Dataset rows for apps and sites

== Segment start ==

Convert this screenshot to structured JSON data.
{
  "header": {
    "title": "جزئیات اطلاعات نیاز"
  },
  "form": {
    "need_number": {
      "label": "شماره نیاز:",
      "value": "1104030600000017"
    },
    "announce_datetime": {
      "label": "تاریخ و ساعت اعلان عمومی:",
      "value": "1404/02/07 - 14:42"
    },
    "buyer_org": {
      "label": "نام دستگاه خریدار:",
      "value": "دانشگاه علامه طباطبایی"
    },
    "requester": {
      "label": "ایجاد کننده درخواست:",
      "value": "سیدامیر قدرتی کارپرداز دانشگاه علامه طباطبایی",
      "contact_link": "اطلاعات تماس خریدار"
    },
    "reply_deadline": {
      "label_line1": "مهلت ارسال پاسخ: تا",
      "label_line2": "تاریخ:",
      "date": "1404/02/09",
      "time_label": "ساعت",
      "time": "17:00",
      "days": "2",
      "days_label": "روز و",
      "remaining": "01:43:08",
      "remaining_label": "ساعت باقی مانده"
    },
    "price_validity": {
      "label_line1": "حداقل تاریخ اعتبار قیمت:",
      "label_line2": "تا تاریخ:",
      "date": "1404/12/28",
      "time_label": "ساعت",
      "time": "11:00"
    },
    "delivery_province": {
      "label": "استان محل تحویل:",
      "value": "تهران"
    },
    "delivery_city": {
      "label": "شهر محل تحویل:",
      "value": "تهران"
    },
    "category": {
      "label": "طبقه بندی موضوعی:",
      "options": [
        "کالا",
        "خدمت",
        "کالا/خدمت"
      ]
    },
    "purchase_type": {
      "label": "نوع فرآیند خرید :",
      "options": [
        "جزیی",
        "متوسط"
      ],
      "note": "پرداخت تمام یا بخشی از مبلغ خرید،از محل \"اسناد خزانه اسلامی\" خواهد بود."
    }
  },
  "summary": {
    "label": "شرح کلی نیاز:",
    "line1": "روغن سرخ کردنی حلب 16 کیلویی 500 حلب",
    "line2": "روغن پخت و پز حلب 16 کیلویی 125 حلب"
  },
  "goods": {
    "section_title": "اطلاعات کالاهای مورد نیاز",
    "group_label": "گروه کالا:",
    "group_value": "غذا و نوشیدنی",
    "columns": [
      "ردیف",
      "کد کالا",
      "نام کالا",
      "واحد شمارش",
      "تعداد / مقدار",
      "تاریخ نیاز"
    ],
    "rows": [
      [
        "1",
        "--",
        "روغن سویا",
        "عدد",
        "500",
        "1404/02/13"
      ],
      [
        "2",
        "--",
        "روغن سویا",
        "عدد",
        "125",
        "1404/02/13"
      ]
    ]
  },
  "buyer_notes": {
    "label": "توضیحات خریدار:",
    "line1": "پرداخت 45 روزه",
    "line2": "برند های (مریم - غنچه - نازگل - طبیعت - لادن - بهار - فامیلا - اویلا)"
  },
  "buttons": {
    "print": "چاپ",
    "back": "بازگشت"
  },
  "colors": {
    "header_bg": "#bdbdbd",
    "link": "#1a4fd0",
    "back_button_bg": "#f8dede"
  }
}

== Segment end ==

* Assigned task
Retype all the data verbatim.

* Response
Convert this screenshot to structured JSON data.
{
  "header": {
    "title": "جزئیات اطلاعات نیاز"
  },
  "form": {
    "need_number": {
      "label": "شماره نیاز:",
      "value": "1104030600000017"
    },
    "announce_datetime": {
      "label": "تاریخ و ساعت اعلان عمومی:",
      "value": "1404/02/07 - 14:42"
    },
    "buyer_org": {
      "label": "نام دستگاه خریدار:",
      "value": "دانشگاه علامه طباطبایی"
    },
    "requester": {
      "label": "ایجاد کننده درخواست:",
      "value": "سیدامیر قدرتی کارپرداز دانشگاه علامه طباطبایی",
      "contact_link": "اطلاعات تماس خریدار"
    },
    "reply_deadline": {
      "label_line1": "مهلت ارسال پاسخ: تا",
      "label_line2": "تاریخ:",
      "date": "1404/02/09",
      "time_label": "ساعت",
      "time": "17:00",
      "days": "2",
      "days_label": "روز و",
      "remaining": "01:43:08",
      "remaining_label": "ساعت باقی مانده"
    },
    "price_validity": {
      "label_line1": "حداقل تاریخ اعتبار قیمت:",
      "label_line2": "تا تاریخ:",
      "date": "1404/12/28",
      "time_label": "ساعت",
      "time": "11:00"
    },
    "delivery_province": {
      "label": "استان محل تحویل:",
      "value": "تهران"
    },
    "delivery_city": {
      "label": "شهر محل تحویل:",
      "value": "تهران"
    },
    "category": {
      "label": "طبقه بندی موضوعی:",
      "options": [
        "کالا",
        "خدمت",
        "کالا/خدمت"
      ]
    },
    "purchase_type": {
      "label": "نوع فرآیند خرید :",
      "options": [
        "جزیی",
        "متوسط"
      ],
      "note": "پرداخت تمام یا بخشی از مبلغ خرید،از محل \"اسناد خزانه اسلامی\" خواهد بود."
    }
  },
  "summary": {
    "label": "شرح کلی نیاز:",
    "line1": "روغن سرخ کردنی حلب 16 کیلویی 500 حلب",
    "line2": "روغن پخت و پز حلب 16 کیلویی 125 حلب"
  },
  "goods": {
    "section_title": "اطلاعات کالاهای مورد نیاز",
    "group_label": "گروه کالا:",
    "group_value": "غذا و نوشیدنی",
    "columns": [
      "ردیف",
      "کد کالا",
      "نام کالا",
      "واحد شمارش",
      "تعداد / مقدار",
      "تاریخ نیاز"
    ],
    "rows": [
      [
        "1",
        "--",
        "روغن سویا",
        "عدد",
        "500",
        "1404/02/13"
      ],
      [
        "2",
        "--",
        "روغن سویا",
        "عدد",
        "125",
        "1404/02/13"
      ]
    ]
  },
  "buyer_notes": {
    "label": "توضیحات خریدار:",
    "line1": "پرداخت 45 روزه",
    "line2": "برند های (مریم - غنچه - نازگل - طبیعت - لادن - بهار - فامیلا - اویلا)"
  },
  "buttons": {
    "print": "چاپ",
    "back": "بازگشت"
  },
  "colors": {
    "header_bg": "#bdbdbd",
    "link": "#1a4fd0",
    "back_button_bg": "#f8dede"
  }
}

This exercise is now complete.